**** PROVIDED INFORMATION ****

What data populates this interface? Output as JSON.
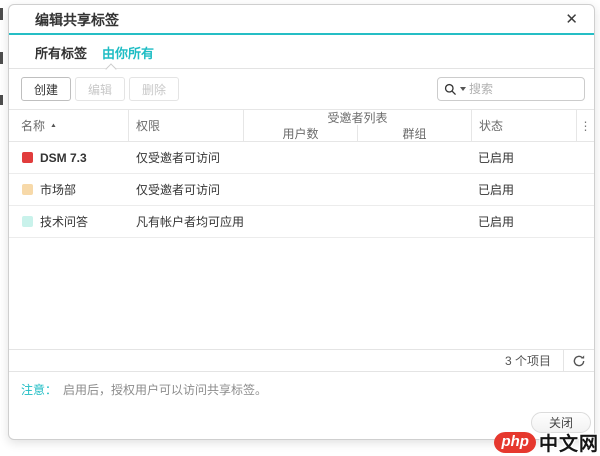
{
  "dialog": {
    "title": "编辑共享标签",
    "close_glyph": "✕"
  },
  "tabs": {
    "all": {
      "label": "所有标签"
    },
    "owned": {
      "label": "由你所有"
    }
  },
  "toolbar": {
    "create_label": "创建",
    "edit_label": "编辑",
    "delete_label": "删除",
    "search_placeholder": "搜索",
    "search_value": ""
  },
  "table": {
    "header": {
      "name": "名称",
      "sort_glyph": "▲",
      "permission": "权限",
      "invitees": "受邀者列表",
      "users": "用户数",
      "groups": "群组",
      "status": "状态",
      "menu_glyph": "⋮"
    },
    "rows": [
      {
        "name": "DSM 7.3",
        "color": "#e13c3c",
        "permission": "仅受邀者可访问",
        "users": "",
        "groups": "",
        "status": "已启用"
      },
      {
        "name": "市场部",
        "color": "#f7d9a9",
        "permission": "仅受邀者可访问",
        "users": "",
        "groups": "",
        "status": "已启用"
      },
      {
        "name": "技术问答",
        "color": "#c9f2eb",
        "permission": "凡有帐户者均可应用",
        "users": "",
        "groups": "",
        "status": "已启用"
      }
    ]
  },
  "pager": {
    "count": "3 个项目"
  },
  "note": {
    "label": "注意：",
    "text": "启用后，授权用户可以访问共享标签。"
  },
  "footer": {
    "close_label": "关闭"
  },
  "watermark": {
    "badge": "php",
    "text": "中文网",
    "badge_color": "#e6382e"
  },
  "colors": {
    "accent": "#1fbdc4"
  }
}
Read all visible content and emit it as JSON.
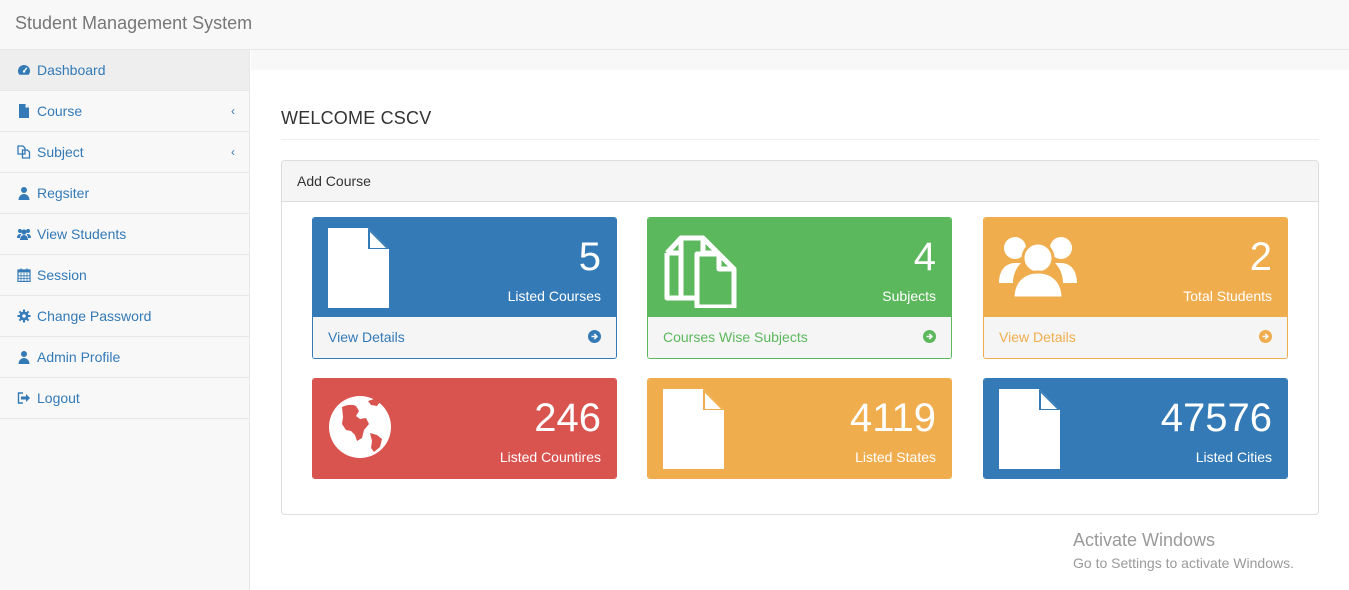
{
  "header": {
    "brand": "Student Management System"
  },
  "sidebar": {
    "items": [
      {
        "label": "Dashboard",
        "icon": "dashboard-icon"
      },
      {
        "label": "Course",
        "icon": "file-icon",
        "caret": "‹"
      },
      {
        "label": "Subject",
        "icon": "copy-icon",
        "caret": "‹"
      },
      {
        "label": "Regsiter",
        "icon": "user-icon"
      },
      {
        "label": "View Students",
        "icon": "users-icon"
      },
      {
        "label": "Session",
        "icon": "calendar-icon"
      },
      {
        "label": "Change Password",
        "icon": "gear-icon"
      },
      {
        "label": "Admin Profile",
        "icon": "user-icon"
      },
      {
        "label": "Logout",
        "icon": "sign-out-icon"
      }
    ]
  },
  "main": {
    "title": "WELCOME CSCV",
    "panel_heading": "Add Course",
    "cards": [
      {
        "number": "5",
        "label": "Listed Courses",
        "footer": "View Details",
        "color": "#337ab7",
        "icon": "file-icon"
      },
      {
        "number": "4",
        "label": "Subjects",
        "footer": "Courses Wise Subjects",
        "color": "#5cb85c",
        "icon": "copy-icon"
      },
      {
        "number": "2",
        "label": "Total Students",
        "footer": "View Details",
        "color": "#f0ad4e",
        "icon": "users-icon"
      },
      {
        "number": "246",
        "label": "Listed Countires",
        "color": "#d9534f",
        "icon": "globe-icon"
      },
      {
        "number": "4119",
        "label": "Listed States",
        "color": "#f0ad4e",
        "icon": "file-icon"
      },
      {
        "number": "47576",
        "label": "Listed Cities",
        "color": "#337ab7",
        "icon": "file-icon"
      }
    ]
  },
  "watermark": {
    "line1": "Activate Windows",
    "line2": "Go to Settings to activate Windows."
  }
}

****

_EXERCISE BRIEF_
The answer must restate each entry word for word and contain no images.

_FINAL ANSWER_
What data populates this interface? Output as JSON.
{
  "dialog": {
    "title": "编辑共享标签",
    "close_glyph": "✕"
  },
  "tabs": {
    "all": {
      "label": "所有标签"
    },
    "owned": {
      "label": "由你所有"
    }
  },
  "toolbar": {
    "create_label": "创建",
    "edit_label": "编辑",
    "delete_label": "删除",
    "search_placeholder": "搜索",
    "search_value": ""
  },
  "table": {
    "header": {
      "name": "名称",
      "sort_glyph": "▲",
      "permission": "权限",
      "invitees": "受邀者列表",
      "users": "用户数",
      "groups": "群组",
      "status": "状态",
      "menu_glyph": "⋮"
    },
    "rows": [
      {
        "name": "DSM 7.3",
        "color": "#e13c3c",
        "permission": "仅受邀者可访问",
        "users": "",
        "groups": "",
        "status": "已启用"
      },
      {
        "name": "市场部",
        "color": "#f7d9a9",
        "permission": "仅受邀者可访问",
        "users": "",
        "groups": "",
        "status": "已启用"
      },
      {
        "name": "技术问答",
        "color": "#c9f2eb",
        "permission": "凡有帐户者均可应用",
        "users": "",
        "groups": "",
        "status": "已启用"
      }
    ]
  },
  "pager": {
    "count": "3 个项目"
  },
  "note": {
    "label": "注意：",
    "text": "启用后，授权用户可以访问共享标签。"
  },
  "footer": {
    "close_label": "关闭"
  },
  "watermark": {
    "badge": "php",
    "text": "中文网",
    "badge_color": "#e6382e"
  },
  "colors": {
    "accent": "#1fbdc4"
  }
}
Read all visible content and emit it as JSON.
{
  "header": {
    "brand": "Student Management System"
  },
  "sidebar": {
    "items": [
      {
        "label": "Dashboard",
        "icon": "dashboard-icon"
      },
      {
        "label": "Course",
        "icon": "file-icon",
        "caret": "‹"
      },
      {
        "label": "Subject",
        "icon": "copy-icon",
        "caret": "‹"
      },
      {
        "label": "Regsiter",
        "icon": "user-icon"
      },
      {
        "label": "View Students",
        "icon": "users-icon"
      },
      {
        "label": "Session",
        "icon": "calendar-icon"
      },
      {
        "label": "Change Password",
        "icon": "gear-icon"
      },
      {
        "label": "Admin Profile",
        "icon": "user-icon"
      },
      {
        "label": "Logout",
        "icon": "sign-out-icon"
      }
    ]
  },
  "main": {
    "title": "WELCOME CSCV",
    "panel_heading": "Add Course",
    "cards": [
      {
        "number": "5",
        "label": "Listed Courses",
        "footer": "View Details",
        "color": "#337ab7",
        "icon": "file-icon"
      },
      {
        "number": "4",
        "label": "Subjects",
        "footer": "Courses Wise Subjects",
        "color": "#5cb85c",
        "icon": "copy-icon"
      },
      {
        "number": "2",
        "label": "Total Students",
        "footer": "View Details",
        "color": "#f0ad4e",
        "icon": "users-icon"
      },
      {
        "number": "246",
        "label": "Listed Countires",
        "color": "#d9534f",
        "icon": "globe-icon"
      },
      {
        "number": "4119",
        "label": "Listed States",
        "color": "#f0ad4e",
        "icon": "file-icon"
      },
      {
        "number": "47576",
        "label": "Listed Cities",
        "color": "#337ab7",
        "icon": "file-icon"
      }
    ]
  },
  "watermark": {
    "line1": "Activate Windows",
    "line2": "Go to Settings to activate Windows."
  }
}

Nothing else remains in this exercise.